$111.15 a month.
The new scholarship and
how it will be fully imple
mented at the University is
not yet known. Powell said.
"I think this new law will
help the low number of par
ticipants we have in ROTC,
if we can attract the sopho
mores," Powell said.
"Anyone who has completed
the advanced ROTC training
can then decide to complete
the required two years of ac
tive duty or can look forward
to a full career as a military
"From the letters I have re
ceived from the satisfied offi
cers who graducated from Ne
baska I believe the two years
active duty should be consid
ered a rare opportunity,"
Powell said.
been charging items on the
Student Account.
Soireff said that alter talk
ing to Cuz Guenzel, Quiz Bowl
chairman, it emerged that
Quiz Bowl "will be more
closely associated with Stu
dent Council than had been
Bill Poppert arking Com
mittee chairman reported to
the Council that the check r.n
the inter-campus bus will be
tabulated tonight, and the re
port w ill be ready for the
Council next week.
Scholarship Fund
To Be Established
In Memoriam
A permanent scholarship in
the memory of Nancy Miller
of Tekamah was established
this week at the University
Foundation by her parents,
Mr. and Mrs. Walter F. Mil
ler. Harry Haynie, Founda
tion president, said the
scholarship will provide $100
each year to an upperclass
man who is in financial need
and shows promise of leader
ship and academic ability.
Nancy, a 1963 graduate of
the University, was killed in
a car accident this past
month at Santa Ana, Califor
nia, where she was teaching
ninth-grade English.
A campus leader at t h e
University, she was president
of Mortar Board and of the
Nebraska Union program
council and vice-president of

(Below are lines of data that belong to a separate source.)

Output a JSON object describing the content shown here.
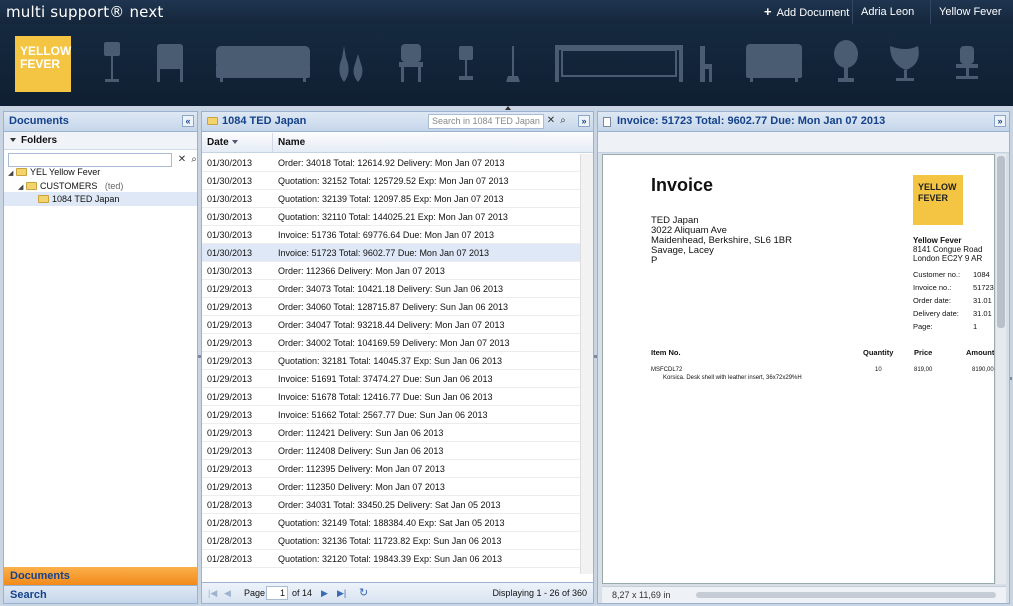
{
  "app": {
    "brand": "multi support® next",
    "add_document": "Add Document",
    "user": "Adria Leon",
    "company": "Yellow Fever"
  },
  "banner": {
    "logo_line1": "YELLOW",
    "logo_line2": "FEVER",
    "logo_color": "#f4c542"
  },
  "left": {
    "title": "Documents",
    "folders_label": "Folders",
    "search_value": "",
    "tree": [
      {
        "code": "YEL",
        "label": "Yellow Fever",
        "extra": ""
      },
      {
        "code": "",
        "label": "CUSTOMERS",
        "extra": "(ted)"
      },
      {
        "code": "",
        "label": "1084 TED Japan",
        "extra": ""
      }
    ],
    "footer_documents": "Documents",
    "footer_search": "Search"
  },
  "mid": {
    "title": "1084 TED Japan",
    "search_placeholder": "Search in 1084 TED Japan",
    "col_date": "Date",
    "col_name": "Name",
    "rows": [
      {
        "date": "01/30/2013",
        "name": "Order: 34018 Total: 12614.92 Delivery: Mon Jan 07 2013"
      },
      {
        "date": "01/30/2013",
        "name": "Quotation: 32152 Total: 125729.52 Exp: Mon Jan 07 2013"
      },
      {
        "date": "01/30/2013",
        "name": "Quotation: 32139 Total: 12097.85 Exp: Mon Jan 07 2013"
      },
      {
        "date": "01/30/2013",
        "name": "Quotation: 32110 Total: 144025.21 Exp: Mon Jan 07 2013"
      },
      {
        "date": "01/30/2013",
        "name": "Invoice: 51736 Total: 69776.64 Due: Mon Jan 07 2013"
      },
      {
        "date": "01/30/2013",
        "name": "Invoice: 51723 Total: 9602.77 Due: Mon Jan 07 2013"
      },
      {
        "date": "01/30/2013",
        "name": "Order: 112366 Delivery: Mon Jan 07 2013"
      },
      {
        "date": "01/29/2013",
        "name": "Order: 34073 Total: 10421.18 Delivery: Sun Jan 06 2013"
      },
      {
        "date": "01/29/2013",
        "name": "Order: 34060 Total: 128715.87 Delivery: Sun Jan 06 2013"
      },
      {
        "date": "01/29/2013",
        "name": "Order: 34047 Total: 93218.44 Delivery: Mon Jan 07 2013"
      },
      {
        "date": "01/29/2013",
        "name": "Order: 34002 Total: 104169.59 Delivery: Mon Jan 07 2013"
      },
      {
        "date": "01/29/2013",
        "name": "Quotation: 32181 Total: 14045.37 Exp: Sun Jan 06 2013"
      },
      {
        "date": "01/29/2013",
        "name": "Invoice: 51691 Total: 37474.27 Due: Sun Jan 06 2013"
      },
      {
        "date": "01/29/2013",
        "name": "Invoice: 51678 Total: 12416.77 Due: Sun Jan 06 2013"
      },
      {
        "date": "01/29/2013",
        "name": "Invoice: 51662 Total: 2567.77 Due: Sun Jan 06 2013"
      },
      {
        "date": "01/29/2013",
        "name": "Order: 112421 Delivery: Sun Jan 06 2013"
      },
      {
        "date": "01/29/2013",
        "name": "Order: 112408 Delivery: Sun Jan 06 2013"
      },
      {
        "date": "01/29/2013",
        "name": "Order: 112395 Delivery: Mon Jan 07 2013"
      },
      {
        "date": "01/29/2013",
        "name": "Order: 112350 Delivery: Mon Jan 07 2013"
      },
      {
        "date": "01/28/2013",
        "name": "Order: 34031 Total: 33450.25 Delivery: Sat Jan 05 2013"
      },
      {
        "date": "01/28/2013",
        "name": "Quotation: 32149 Total: 188384.40 Exp: Sat Jan 05 2013"
      },
      {
        "date": "01/28/2013",
        "name": "Quotation: 32136 Total: 11723.82 Exp: Sun Jan 06 2013"
      },
      {
        "date": "01/28/2013",
        "name": "Quotation: 32120 Total: 19843.39 Exp: Sun Jan 06 2013"
      }
    ],
    "selected_row": 5,
    "pager": {
      "page_label": "Page",
      "page_value": "1",
      "of_label": "of 14",
      "displaying": "Displaying 1 - 26 of 360"
    }
  },
  "right": {
    "title": "Invoice: 51723 Total: 9602.77 Due: Mon Jan 07 2013",
    "status": "8,27 x 11,69 in",
    "invoice": {
      "heading": "Invoice",
      "logo_line1": "YELLOW",
      "logo_line2": "FEVER",
      "addr1": "TED Japan",
      "addr2": "3022 Aliquam Ave",
      "addr3": "Maidenhead, Berkshire, SL6 1BR",
      "addr4": "Savage, Lacey",
      "addr5": "P",
      "company_name": "Yellow Fever",
      "company_addr1": "8141 Congue Road",
      "company_addr2": "London EC2Y 9 AR",
      "customer_no_label": "Customer no.:",
      "customer_no": "1084",
      "invoice_no_label": "Invoice no.:",
      "invoice_no": "51723",
      "order_date_label": "Order date:",
      "order_date": "31.01",
      "delivery_date_label": "Delivery date:",
      "delivery_date": "31.01",
      "page_label": "Page:",
      "page": "1",
      "h_item": "Item No.",
      "h_qty": "Quantity",
      "h_price": "Price",
      "h_amount": "Amount",
      "line_item": "MSFCDL72",
      "line_qty": "10",
      "line_price": "819,00",
      "line_amount": "8190,00",
      "line_desc": "Korsica. Desk shell with leather insert, 36x72x29%H"
    }
  }
}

Alpha Chi Omega sorority.
She also earned a Phi Beta
Kappa key. After her grad
uation, she served as Foun
dation class agent.
It is hoped that the Fund,
"established to commemorate
the life of Nancy Miller who
devoted her interest and abil
ities to education, both as a
scholar and a teacher," will
become permanently en
dowed, Haynie said. Friends
of the Miller family may
make memorial gifts to t h e
Fund through the University
morial Hall; Judy Windle,
Pi Beta Phi; Mary Ulbrick
Alpha Xi Delta; Georgia
Stevens, Alpha Chi Omega
and Nancy Hoffman, Kappa
Alpha Theta.
Candidates for Li'l Abner
are John Dzerk, Beta Theta
Pi; Jack Buchsinck, Delta
Upsilon; Ken Dinklage, Al
pha Gamma Sigma; Bob
Norris, Sigma Chi and Ken
Beebe, Alpha Gamma Rho.
The candidates will ap
pear on the "Wayne West
Morning Show" on KOLN
KGIN TV, Channel 10,
Wednesday between 7 a.m.
and 8 a.m.